## Exercise
From the first line to the last, write out the records below exactly as they appear.

## Exercise data
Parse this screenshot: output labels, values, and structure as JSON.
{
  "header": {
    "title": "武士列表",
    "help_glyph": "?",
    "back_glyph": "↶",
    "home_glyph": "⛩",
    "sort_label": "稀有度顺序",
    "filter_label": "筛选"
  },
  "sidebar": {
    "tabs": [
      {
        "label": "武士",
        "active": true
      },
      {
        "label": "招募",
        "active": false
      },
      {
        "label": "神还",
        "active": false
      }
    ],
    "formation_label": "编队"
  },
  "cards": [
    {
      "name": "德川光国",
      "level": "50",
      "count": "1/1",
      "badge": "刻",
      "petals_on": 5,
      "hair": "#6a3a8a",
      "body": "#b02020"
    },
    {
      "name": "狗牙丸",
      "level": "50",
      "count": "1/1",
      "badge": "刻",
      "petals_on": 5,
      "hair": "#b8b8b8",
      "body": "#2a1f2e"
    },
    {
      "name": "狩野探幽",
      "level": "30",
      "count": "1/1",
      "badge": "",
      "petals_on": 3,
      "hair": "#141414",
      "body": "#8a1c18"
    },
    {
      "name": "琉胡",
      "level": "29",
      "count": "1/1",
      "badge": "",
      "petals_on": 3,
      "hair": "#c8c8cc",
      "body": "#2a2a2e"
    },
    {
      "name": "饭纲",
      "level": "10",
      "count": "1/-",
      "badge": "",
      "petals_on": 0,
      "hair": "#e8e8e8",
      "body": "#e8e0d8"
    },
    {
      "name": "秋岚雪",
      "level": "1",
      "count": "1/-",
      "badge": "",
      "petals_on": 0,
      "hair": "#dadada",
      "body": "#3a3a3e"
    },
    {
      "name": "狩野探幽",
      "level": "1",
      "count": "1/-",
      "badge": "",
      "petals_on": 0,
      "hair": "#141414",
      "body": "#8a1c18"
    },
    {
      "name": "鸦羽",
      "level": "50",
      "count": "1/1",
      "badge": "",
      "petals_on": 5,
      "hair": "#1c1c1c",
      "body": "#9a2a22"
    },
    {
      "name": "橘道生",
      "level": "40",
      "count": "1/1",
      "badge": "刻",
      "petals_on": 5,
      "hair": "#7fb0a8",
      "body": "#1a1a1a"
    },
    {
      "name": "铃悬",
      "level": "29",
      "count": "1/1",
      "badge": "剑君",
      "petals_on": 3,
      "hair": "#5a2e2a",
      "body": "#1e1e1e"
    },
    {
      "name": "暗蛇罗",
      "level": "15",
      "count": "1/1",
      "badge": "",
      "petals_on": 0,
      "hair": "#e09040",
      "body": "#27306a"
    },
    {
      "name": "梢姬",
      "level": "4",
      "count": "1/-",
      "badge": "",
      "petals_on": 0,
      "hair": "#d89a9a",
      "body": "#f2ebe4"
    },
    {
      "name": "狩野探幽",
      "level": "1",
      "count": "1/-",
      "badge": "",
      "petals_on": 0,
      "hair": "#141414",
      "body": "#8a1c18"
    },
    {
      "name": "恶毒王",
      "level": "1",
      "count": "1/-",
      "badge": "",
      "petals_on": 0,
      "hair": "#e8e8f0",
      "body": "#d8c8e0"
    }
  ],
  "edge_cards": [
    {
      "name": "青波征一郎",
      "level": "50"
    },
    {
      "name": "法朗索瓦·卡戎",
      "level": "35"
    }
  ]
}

## Response box
Parse this screenshot: output labels, values, and structure as JSON.
{
  "header": {
    "title": "武士列表",
    "help_glyph": "?",
    "back_glyph": "↶",
    "home_glyph": "⛩",
    "sort_label": "稀有度顺序",
    "filter_label": "筛选"
  },
  "sidebar": {
    "tabs": [
      {
        "label": "武士",
        "active": true
      },
      {
        "label": "招募",
        "active": false
      },
      {
        "label": "神还",
        "active": false
      }
    ],
    "formation_label": "编队"
  },
  "cards": [
    {
      "name": "德川光国",
      "level": "50",
      "count": "1/1",
      "badge": "刻",
      "petals_on": 5,
      "hair": "#6a3a8a",
      "body": "#b02020"
    },
    {
      "name": "狗牙丸",
      "level": "50",
      "count": "1/1",
      "badge": "刻",
      "petals_on": 5,
      "hair": "#b8b8b8",
      "body": "#2a1f2e"
    },
    {
      "name": "狩野探幽",
      "level": "30",
      "count": "1/1",
      "badge": "",
      "petals_on": 3,
      "hair": "#141414",
      "body": "#8a1c18"
    },
    {
      "name": "琉胡",
      "level": "29",
      "count": "1/1",
      "badge": "",
      "petals_on": 3,
      "hair": "#c8c8cc",
      "body": "#2a2a2e"
    },
    {
      "name": "饭纲",
      "level": "10",
      "count": "1/-",
      "badge": "",
      "petals_on": 0,
      "hair": "#e8e8e8",
      "body": "#e8e0d8"
    },
    {
      "name": "秋岚雪",
      "level": "1",
      "count": "1/-",
      "badge": "",
      "petals_on": 0,
      "hair": "#dadada",
      "body": "#3a3a3e"
    },
    {
      "name": "狩野探幽",
      "level": "1",
      "count": "1/-",
      "badge": "",
      "petals_on": 0,
      "hair": "#141414",
      "body": "#8a1c18"
    },
    {
      "name": "鸦羽",
      "level": "50",
      "count": "1/1",
      "badge": "",
      "petals_on": 5,
      "hair": "#1c1c1c",
      "body": "#9a2a22"
    },
    {
      "name": "橘道生",
      "level": "40",
      "count": "1/1",
      "badge": "刻",
      "petals_on": 5,
      "hair": "#7fb0a8",
      "body": "#1a1a1a"
    },
    {
      "name": "铃悬",
      "level": "29",
      "count": "1/1",
      "badge": "剑君",
      "petals_on": 3,
      "hair": "#5a2e2a",
      "body": "#1e1e1e"
    },
    {
      "name": "暗蛇罗",
      "level": "15",
      "count": "1/1",
      "badge": "",
      "petals_on": 0,
      "hair": "#e09040",
      "body": "#27306a"
    },
    {
      "name": "梢姬",
      "level": "4",
      "count": "1/-",
      "badge": "",
      "petals_on": 0,
      "hair": "#d89a9a",
      "body": "#f2ebe4"
    },
    {
      "name": "狩野探幽",
      "level": "1",
      "count": "1/-",
      "badge": "",
      "petals_on": 0,
      "hair": "#141414",
      "body": "#8a1c18"
    },
    {
      "name": "恶毒王",
      "level": "1",
      "count": "1/-",
      "badge": "",
      "petals_on": 0,
      "hair": "#e8e8f0",
      "body": "#d8c8e0"
    }
  ],
  "edge_cards": [
    {
      "name": "青波征一郎",
      "level": "50"
    },
    {
      "name": "法朗索瓦·卡戎",
      "level": "35"
    }
  ]
}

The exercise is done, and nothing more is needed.